→ **Your goal**
Repeat the records below exactly. Omit the pictures.

→ **Supplied information**
● ● ● ● ● ● ●

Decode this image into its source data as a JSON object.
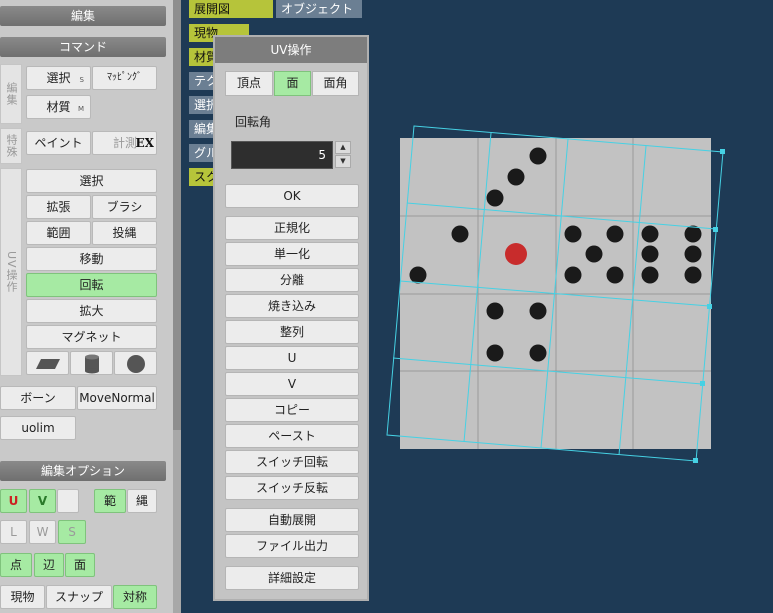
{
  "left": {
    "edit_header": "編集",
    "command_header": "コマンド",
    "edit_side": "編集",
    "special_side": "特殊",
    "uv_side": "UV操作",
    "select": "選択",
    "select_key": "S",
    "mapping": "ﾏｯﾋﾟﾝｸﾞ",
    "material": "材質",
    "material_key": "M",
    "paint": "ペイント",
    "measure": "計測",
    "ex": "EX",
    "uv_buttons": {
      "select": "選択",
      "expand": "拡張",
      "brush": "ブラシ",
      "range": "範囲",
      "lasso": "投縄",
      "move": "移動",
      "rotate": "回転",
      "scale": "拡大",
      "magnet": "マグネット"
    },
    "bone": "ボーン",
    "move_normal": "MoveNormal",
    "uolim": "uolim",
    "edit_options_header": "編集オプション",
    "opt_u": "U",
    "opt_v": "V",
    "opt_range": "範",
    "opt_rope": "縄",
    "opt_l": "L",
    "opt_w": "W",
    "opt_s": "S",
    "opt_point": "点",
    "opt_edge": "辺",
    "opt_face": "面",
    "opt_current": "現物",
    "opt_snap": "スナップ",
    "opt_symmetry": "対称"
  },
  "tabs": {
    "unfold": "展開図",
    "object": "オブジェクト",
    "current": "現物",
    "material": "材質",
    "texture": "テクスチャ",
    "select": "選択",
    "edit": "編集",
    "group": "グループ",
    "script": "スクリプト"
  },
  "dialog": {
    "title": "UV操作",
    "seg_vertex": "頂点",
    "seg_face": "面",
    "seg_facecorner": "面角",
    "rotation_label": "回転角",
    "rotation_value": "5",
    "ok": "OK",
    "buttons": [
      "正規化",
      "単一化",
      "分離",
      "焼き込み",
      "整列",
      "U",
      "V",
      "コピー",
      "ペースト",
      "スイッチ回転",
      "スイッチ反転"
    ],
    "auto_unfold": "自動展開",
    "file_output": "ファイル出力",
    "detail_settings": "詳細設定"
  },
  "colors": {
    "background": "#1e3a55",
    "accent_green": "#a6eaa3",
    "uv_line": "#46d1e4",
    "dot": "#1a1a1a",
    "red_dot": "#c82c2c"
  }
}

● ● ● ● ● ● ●

→ **Exercise answer**
Decode this image into its source data as a JSON object.
{
  "left": {
    "edit_header": "編集",
    "command_header": "コマンド",
    "edit_side": "編集",
    "special_side": "特殊",
    "uv_side": "UV操作",
    "select": "選択",
    "select_key": "S",
    "mapping": "ﾏｯﾋﾟﾝｸﾞ",
    "material": "材質",
    "material_key": "M",
    "paint": "ペイント",
    "measure": "計測",
    "ex": "EX",
    "uv_buttons": {
      "select": "選択",
      "expand": "拡張",
      "brush": "ブラシ",
      "range": "範囲",
      "lasso": "投縄",
      "move": "移動",
      "rotate": "回転",
      "scale": "拡大",
      "magnet": "マグネット"
    },
    "bone": "ボーン",
    "move_normal": "MoveNormal",
    "uolim": "uolim",
    "edit_options_header": "編集オプション",
    "opt_u": "U",
    "opt_v": "V",
    "opt_range": "範",
    "opt_rope": "縄",
    "opt_l": "L",
    "opt_w": "W",
    "opt_s": "S",
    "opt_point": "点",
    "opt_edge": "辺",
    "opt_face": "面",
    "opt_current": "現物",
    "opt_snap": "スナップ",
    "opt_symmetry": "対称"
  },
  "tabs": {
    "unfold": "展開図",
    "object": "オブジェクト",
    "current": "現物",
    "material": "材質",
    "texture": "テクスチャ",
    "select": "選択",
    "edit": "編集",
    "group": "グループ",
    "script": "スクリプト"
  },
  "dialog": {
    "title": "UV操作",
    "seg_vertex": "頂点",
    "seg_face": "面",
    "seg_facecorner": "面角",
    "rotation_label": "回転角",
    "rotation_value": "5",
    "ok": "OK",
    "buttons": [
      "正規化",
      "単一化",
      "分離",
      "焼き込み",
      "整列",
      "U",
      "V",
      "コピー",
      "ペースト",
      "スイッチ回転",
      "スイッチ反転"
    ],
    "auto_unfold": "自動展開",
    "file_output": "ファイル出力",
    "detail_settings": "詳細設定"
  },
  "colors": {
    "background": "#1e3a55",
    "accent_green": "#a6eaa3",
    "uv_line": "#46d1e4",
    "dot": "#1a1a1a",
    "red_dot": "#c82c2c"
  }
}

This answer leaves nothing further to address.